= Your task =
Report every line in the records below that holds the word "JSON".

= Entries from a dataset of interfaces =
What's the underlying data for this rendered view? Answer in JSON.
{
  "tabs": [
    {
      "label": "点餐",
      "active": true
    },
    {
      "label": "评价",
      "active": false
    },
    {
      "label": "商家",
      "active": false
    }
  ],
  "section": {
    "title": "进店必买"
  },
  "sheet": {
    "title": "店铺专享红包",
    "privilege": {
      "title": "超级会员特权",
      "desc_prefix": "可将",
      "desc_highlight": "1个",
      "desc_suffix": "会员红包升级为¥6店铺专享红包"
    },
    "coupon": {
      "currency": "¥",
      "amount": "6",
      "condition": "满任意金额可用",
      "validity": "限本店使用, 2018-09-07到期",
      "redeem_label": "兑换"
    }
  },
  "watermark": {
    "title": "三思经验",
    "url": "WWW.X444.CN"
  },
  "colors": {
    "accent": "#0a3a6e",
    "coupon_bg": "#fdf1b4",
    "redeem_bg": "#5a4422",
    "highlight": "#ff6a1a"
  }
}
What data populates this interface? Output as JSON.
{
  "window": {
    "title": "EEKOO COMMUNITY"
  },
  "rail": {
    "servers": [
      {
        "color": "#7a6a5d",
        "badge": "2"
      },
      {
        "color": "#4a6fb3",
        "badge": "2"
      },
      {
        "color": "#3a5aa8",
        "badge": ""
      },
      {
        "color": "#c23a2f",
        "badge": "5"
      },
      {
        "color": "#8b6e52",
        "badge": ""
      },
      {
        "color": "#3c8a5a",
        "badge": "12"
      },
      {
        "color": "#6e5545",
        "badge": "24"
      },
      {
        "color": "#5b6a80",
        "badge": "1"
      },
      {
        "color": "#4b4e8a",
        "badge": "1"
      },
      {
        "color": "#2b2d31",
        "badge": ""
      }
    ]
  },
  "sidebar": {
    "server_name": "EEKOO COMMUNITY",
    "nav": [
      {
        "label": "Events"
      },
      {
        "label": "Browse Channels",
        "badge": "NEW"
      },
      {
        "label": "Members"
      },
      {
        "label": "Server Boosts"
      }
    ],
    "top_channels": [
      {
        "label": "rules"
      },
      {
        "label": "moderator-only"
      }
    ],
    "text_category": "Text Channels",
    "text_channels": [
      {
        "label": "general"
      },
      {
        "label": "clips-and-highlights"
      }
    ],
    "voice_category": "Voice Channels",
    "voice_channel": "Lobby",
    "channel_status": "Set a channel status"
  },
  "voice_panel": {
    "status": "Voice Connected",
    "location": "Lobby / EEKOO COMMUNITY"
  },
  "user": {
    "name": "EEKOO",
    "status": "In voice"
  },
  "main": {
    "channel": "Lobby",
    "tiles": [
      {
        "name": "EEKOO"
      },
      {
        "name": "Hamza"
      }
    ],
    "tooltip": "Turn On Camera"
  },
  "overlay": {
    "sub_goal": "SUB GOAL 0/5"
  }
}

= Written answer =
What's the underlying data for this rendered view? Answer in JSON.
What data populates this interface? Output as JSON.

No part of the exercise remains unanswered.